Hollywood’s war films have generated enormous revenues at the box office by showing the US military in a positive light since practically the Silent Era. In fact, the first ever Academy Award for Best Picture in 1929, went to Wings, a movie that follows the pilots of World War I’s U.S Army Aviation Corps, the predecessor of the modern US Air Force. U.S Army Aviation airplanes were used to shoot the aerial combat scenes for the film. Nearly a century later, what seemed to be just a fledgling collaboration back then has now fully taken off to become one of the world’s most interesting, cross-promotional relationships. The Pentagon, headquarters of the United States Department of Defense, even has officers stationed in Los Angeles, specifically for the purpose of working with Hollywood. The Air Force alone has helped with several projects, including Iron Man 2, Army Wives, Top Chef, and Stargate Universe.

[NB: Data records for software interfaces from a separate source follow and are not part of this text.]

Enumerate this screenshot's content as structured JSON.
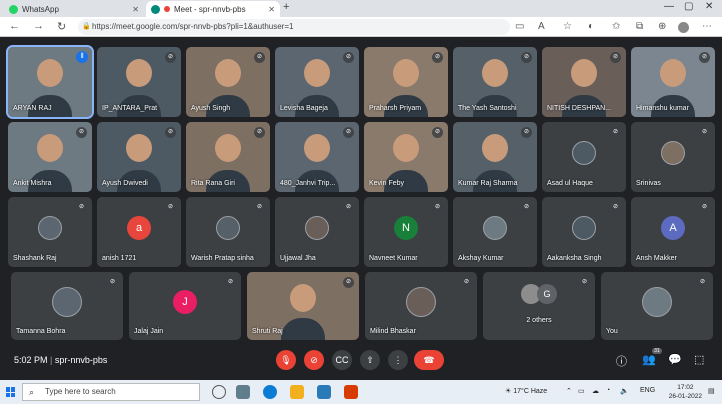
{
  "browser": {
    "tabs": [
      {
        "title": "WhatsApp",
        "active": false
      },
      {
        "title": "Meet - spr-nnvb-pbs",
        "active": true
      }
    ],
    "url": "https://meet.google.com/spr-nnvb-pbs?pli=1&authuser=1"
  },
  "participants": [
    {
      "name": "ARYAN RAJ",
      "kind": "video",
      "speaking": true
    },
    {
      "name": "IP_ANTARA_Prat",
      "kind": "video"
    },
    {
      "name": "Ayush Singh",
      "kind": "video"
    },
    {
      "name": "Levisha Bageja",
      "kind": "video"
    },
    {
      "name": "Praharsh Priyam",
      "kind": "video"
    },
    {
      "name": "The Yash Santoshi",
      "kind": "video"
    },
    {
      "name": "NITISH DESHPAN...",
      "kind": "video"
    },
    {
      "name": "Himanshu kumar",
      "kind": "video"
    },
    {
      "name": "Ankit Mishra",
      "kind": "video"
    },
    {
      "name": "Ayush Dwivedi",
      "kind": "video"
    },
    {
      "name": "Rita Rana Giri",
      "kind": "video"
    },
    {
      "name": "480_Janhvi Trip...",
      "kind": "video"
    },
    {
      "name": "Kevin Feby",
      "kind": "video"
    },
    {
      "name": "Kumar Raj Sharma",
      "kind": "video"
    },
    {
      "name": "Asad ul Haque",
      "kind": "avatar"
    },
    {
      "name": "Srinivas",
      "kind": "avatar"
    },
    {
      "name": "Shashank Raj",
      "kind": "avatar"
    },
    {
      "name": "anish 1721",
      "kind": "letter",
      "letter": "a",
      "color": "#e8453c"
    },
    {
      "name": "Warish Pratap sinha",
      "kind": "avatar"
    },
    {
      "name": "Ujjawal Jha",
      "kind": "avatar"
    },
    {
      "name": "Navneet Kumar",
      "kind": "letter",
      "letter": "N",
      "color": "#188038"
    },
    {
      "name": "Akshay Kumar",
      "kind": "avatar"
    },
    {
      "name": "Aakanksha Singh",
      "kind": "avatar"
    },
    {
      "name": "Ansh Makker",
      "kind": "letter",
      "letter": "A",
      "color": "#5c6bc0"
    },
    {
      "name": "Tamanna Bohra",
      "kind": "avatar"
    },
    {
      "name": "Jalaj Jain",
      "kind": "letter",
      "letter": "J",
      "color": "#e91e63"
    },
    {
      "name": "Shruti Raj",
      "kind": "video"
    },
    {
      "name": "Milind Bhaskar",
      "kind": "avatar"
    },
    {
      "name": "2 others",
      "kind": "others",
      "letter": "G"
    },
    {
      "name": "You",
      "kind": "avatar"
    }
  ],
  "controls": {
    "time": "5:02 PM",
    "meeting_code": "spr-nnvb-pbs",
    "participant_count": "31"
  },
  "taskbar": {
    "search_placeholder": "Type here to search",
    "weather": "17°C Haze",
    "language": "ENG",
    "time": "17:02",
    "date": "26-01-2022"
  }
}
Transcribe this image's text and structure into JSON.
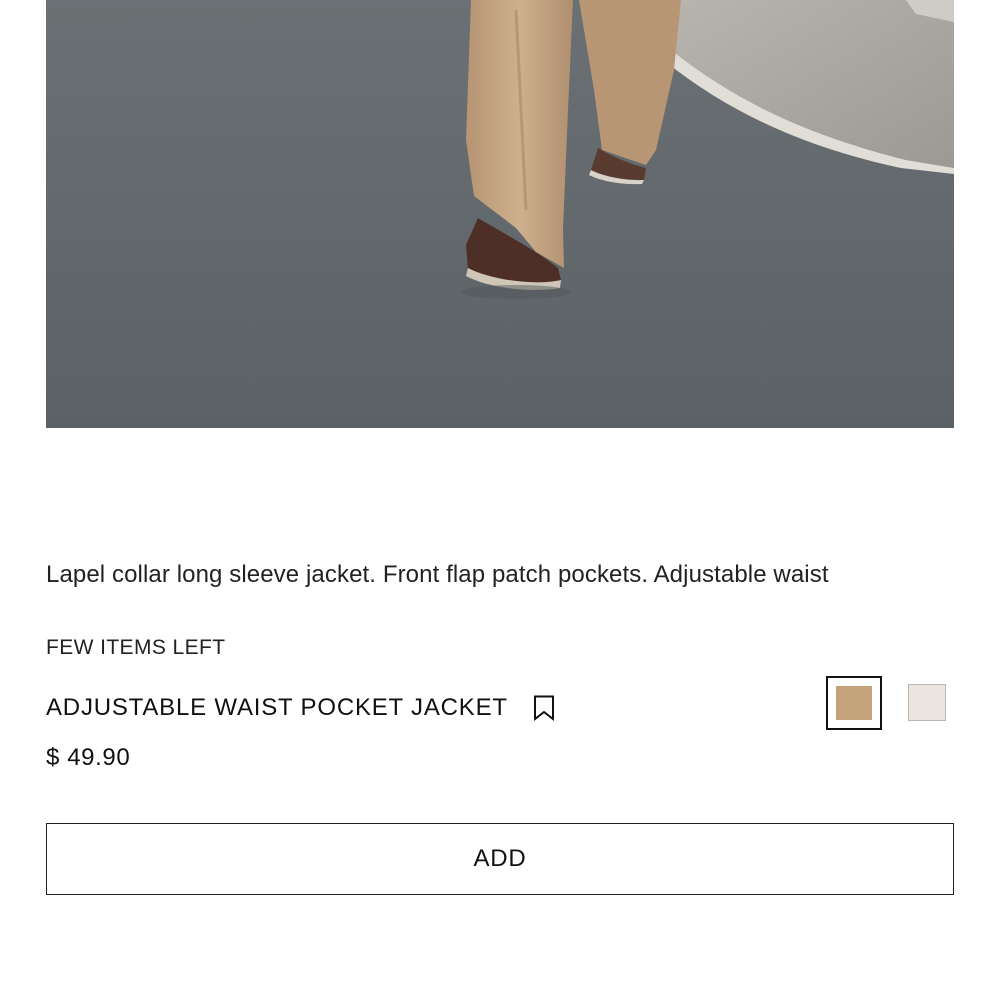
{
  "product": {
    "image_alt": "Model wearing beige wide-leg trousers and brown shoes walking on grey pavement",
    "description": "Lapel collar long sleeve jacket. Front flap patch pockets. Adjustable waist",
    "stock_status": "FEW ITEMS LEFT",
    "name": "ADJUSTABLE WAIST POCKET JACKET",
    "price": "$ 49.90",
    "colors": [
      {
        "name": "camel",
        "hex": "#c4a37b",
        "selected": true
      },
      {
        "name": "ecru",
        "hex": "#ebe6e2",
        "selected": false
      }
    ],
    "add_label": "ADD"
  },
  "icons": {
    "bookmark": "bookmark-icon"
  }
}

A perfect example of this union is Top Gun, the definitive war flick of the ‘80s that would not have been made had the Pentagon not facilitated its production. The movie’s outstanding success at the box office had Air Force recruiters setting up recruiting booths inside theatres.
For Hollywood, this collaboration helped cut down the movie’s budget and add authenticity to its cinematography. Thanks to the Pentagon’s generosity, the Black Hawk helicopter that was used in the movie only cost the studios $3600 per hour, including fuel and aircrew. Naturally, this sort of subsidy came at a cost, as the Pentagon controlled how they were depicted, which included making several changes to the script. A small instance was when the US Navy demanded that Kelly McGillis’ character be changed from that of an enlisted woman to someone outside the service.

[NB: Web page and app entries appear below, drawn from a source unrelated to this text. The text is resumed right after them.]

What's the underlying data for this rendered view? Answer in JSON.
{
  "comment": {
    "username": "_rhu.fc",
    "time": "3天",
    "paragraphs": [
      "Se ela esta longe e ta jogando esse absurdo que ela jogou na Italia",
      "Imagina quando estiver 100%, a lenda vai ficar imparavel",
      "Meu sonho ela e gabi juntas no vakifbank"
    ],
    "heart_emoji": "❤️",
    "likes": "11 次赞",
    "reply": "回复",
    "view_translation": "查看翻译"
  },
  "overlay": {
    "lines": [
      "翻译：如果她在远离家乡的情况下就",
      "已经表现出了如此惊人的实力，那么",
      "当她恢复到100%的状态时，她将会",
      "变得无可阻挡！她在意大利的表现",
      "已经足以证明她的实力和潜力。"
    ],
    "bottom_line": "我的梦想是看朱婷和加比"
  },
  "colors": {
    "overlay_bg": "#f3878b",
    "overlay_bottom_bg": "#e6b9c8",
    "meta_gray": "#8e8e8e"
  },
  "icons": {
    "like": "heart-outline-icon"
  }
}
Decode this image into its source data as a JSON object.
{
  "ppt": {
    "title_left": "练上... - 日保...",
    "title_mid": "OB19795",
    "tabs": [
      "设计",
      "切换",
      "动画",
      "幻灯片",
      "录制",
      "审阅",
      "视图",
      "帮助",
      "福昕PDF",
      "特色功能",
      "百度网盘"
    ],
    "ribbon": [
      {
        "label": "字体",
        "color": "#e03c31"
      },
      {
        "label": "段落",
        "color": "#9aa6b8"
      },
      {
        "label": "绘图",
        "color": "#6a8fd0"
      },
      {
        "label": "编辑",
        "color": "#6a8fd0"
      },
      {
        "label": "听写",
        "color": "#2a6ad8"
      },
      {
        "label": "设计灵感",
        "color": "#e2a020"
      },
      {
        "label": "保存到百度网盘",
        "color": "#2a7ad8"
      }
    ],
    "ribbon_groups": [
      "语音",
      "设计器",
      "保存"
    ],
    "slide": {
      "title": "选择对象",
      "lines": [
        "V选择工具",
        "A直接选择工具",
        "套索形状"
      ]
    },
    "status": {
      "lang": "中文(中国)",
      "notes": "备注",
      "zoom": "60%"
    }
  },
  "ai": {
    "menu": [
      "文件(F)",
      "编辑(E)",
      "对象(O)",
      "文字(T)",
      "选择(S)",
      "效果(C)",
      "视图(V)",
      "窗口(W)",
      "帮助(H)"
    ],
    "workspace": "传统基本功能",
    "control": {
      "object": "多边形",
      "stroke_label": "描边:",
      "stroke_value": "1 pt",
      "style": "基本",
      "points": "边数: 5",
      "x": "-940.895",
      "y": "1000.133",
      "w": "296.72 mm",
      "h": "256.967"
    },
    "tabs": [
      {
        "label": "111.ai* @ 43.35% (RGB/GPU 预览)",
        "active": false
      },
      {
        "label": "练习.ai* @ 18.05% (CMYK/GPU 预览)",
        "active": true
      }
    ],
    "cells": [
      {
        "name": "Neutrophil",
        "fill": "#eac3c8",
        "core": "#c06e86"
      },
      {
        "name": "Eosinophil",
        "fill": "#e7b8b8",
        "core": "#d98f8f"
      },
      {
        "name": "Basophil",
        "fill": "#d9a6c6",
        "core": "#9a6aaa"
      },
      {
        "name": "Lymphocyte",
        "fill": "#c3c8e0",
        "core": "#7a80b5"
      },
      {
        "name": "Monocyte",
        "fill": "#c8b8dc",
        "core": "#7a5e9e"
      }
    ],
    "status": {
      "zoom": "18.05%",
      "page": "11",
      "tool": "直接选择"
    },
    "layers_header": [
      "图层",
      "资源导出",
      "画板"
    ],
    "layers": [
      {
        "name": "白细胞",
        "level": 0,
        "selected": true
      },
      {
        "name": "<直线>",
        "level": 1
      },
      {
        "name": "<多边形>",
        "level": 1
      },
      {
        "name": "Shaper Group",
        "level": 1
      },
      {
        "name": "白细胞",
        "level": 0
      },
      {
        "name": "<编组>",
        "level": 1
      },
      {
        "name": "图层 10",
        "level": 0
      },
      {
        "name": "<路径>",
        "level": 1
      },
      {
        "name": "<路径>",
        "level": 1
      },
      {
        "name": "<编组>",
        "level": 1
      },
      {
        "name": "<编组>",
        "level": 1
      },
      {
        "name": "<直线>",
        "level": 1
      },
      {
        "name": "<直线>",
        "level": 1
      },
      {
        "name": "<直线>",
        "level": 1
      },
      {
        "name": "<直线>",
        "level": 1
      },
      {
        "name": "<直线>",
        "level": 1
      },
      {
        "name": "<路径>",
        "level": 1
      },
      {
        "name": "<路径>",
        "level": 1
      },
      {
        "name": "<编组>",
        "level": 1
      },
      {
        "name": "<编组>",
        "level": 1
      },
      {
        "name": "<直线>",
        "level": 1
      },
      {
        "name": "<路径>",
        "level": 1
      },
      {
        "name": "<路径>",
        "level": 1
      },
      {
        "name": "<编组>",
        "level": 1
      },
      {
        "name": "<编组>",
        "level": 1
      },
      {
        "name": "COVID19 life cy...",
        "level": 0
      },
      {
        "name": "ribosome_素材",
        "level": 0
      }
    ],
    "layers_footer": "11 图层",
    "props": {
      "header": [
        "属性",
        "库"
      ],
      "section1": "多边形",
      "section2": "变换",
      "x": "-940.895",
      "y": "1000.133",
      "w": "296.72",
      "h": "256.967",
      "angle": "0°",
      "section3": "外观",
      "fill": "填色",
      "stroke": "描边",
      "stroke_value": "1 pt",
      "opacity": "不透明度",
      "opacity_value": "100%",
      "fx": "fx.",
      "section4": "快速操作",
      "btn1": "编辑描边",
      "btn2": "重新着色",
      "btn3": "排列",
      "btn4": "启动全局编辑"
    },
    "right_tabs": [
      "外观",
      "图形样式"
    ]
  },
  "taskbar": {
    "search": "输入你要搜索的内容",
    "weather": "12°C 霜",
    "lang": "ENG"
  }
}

A more recent example is Battleship, a film that features the US Navy fighting space aliens. The movie granted Berg and Universal widespread access to military facilities during its production.

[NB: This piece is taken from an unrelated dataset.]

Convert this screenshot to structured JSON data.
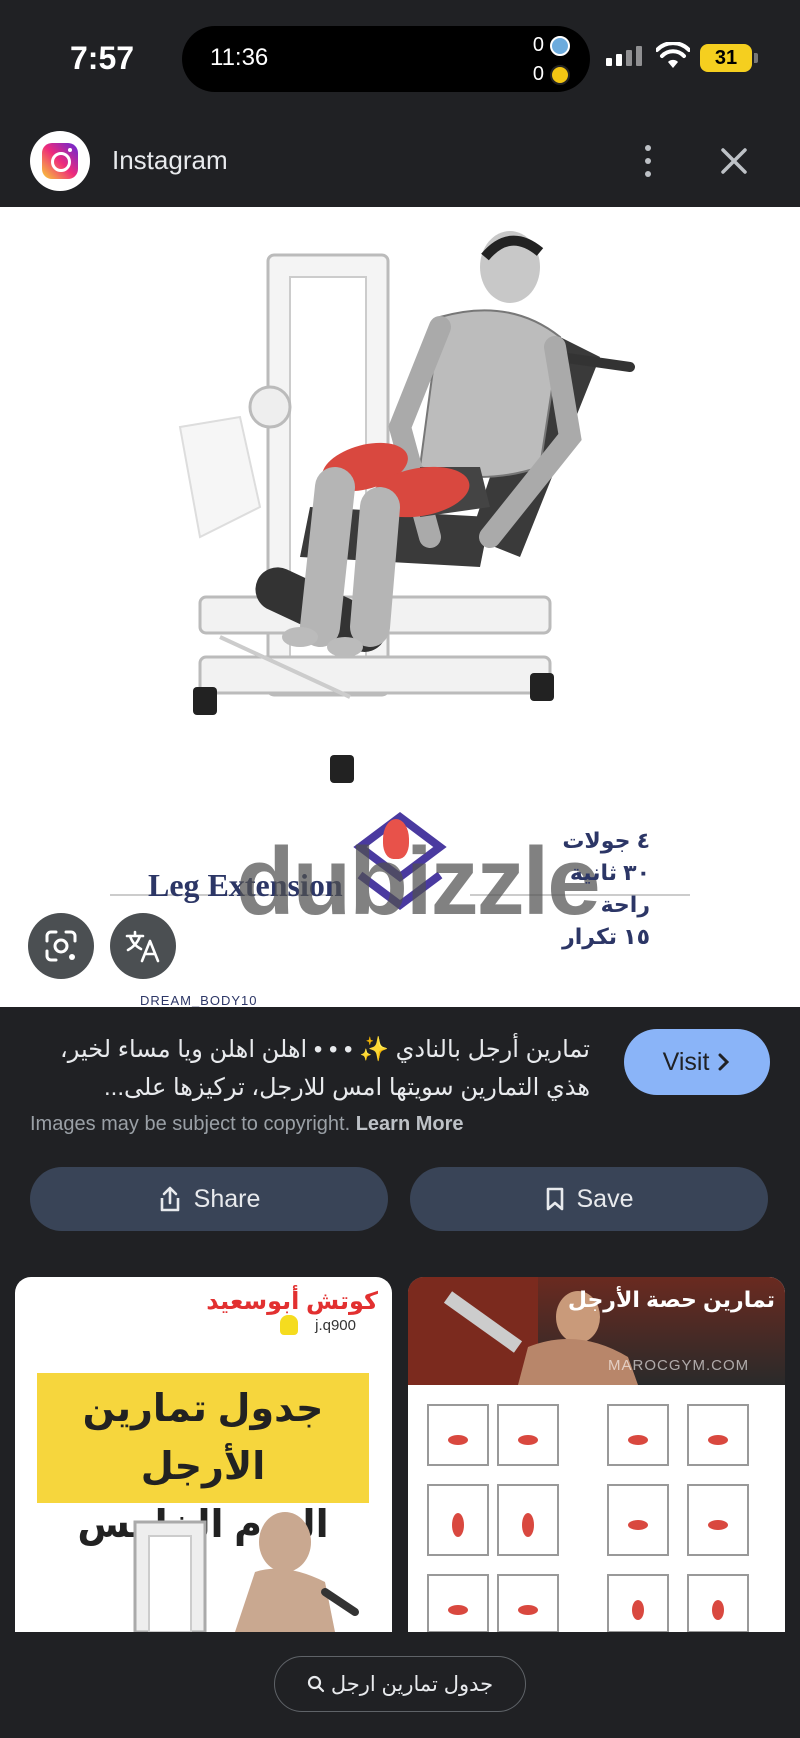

On the other hand, not all movies have been as lucky. Many have faced several problems cooperating with the military. Marvel Studios faced such a situation when the military withheld cooperation because of a disagreement that occurred over Nick Fury’s super spy S.H.I.E.L.D. Agency in relation to the US government. Pearl Harbor was refused technical ........ read more.
For all your entertainment needs visit bidnessetc.com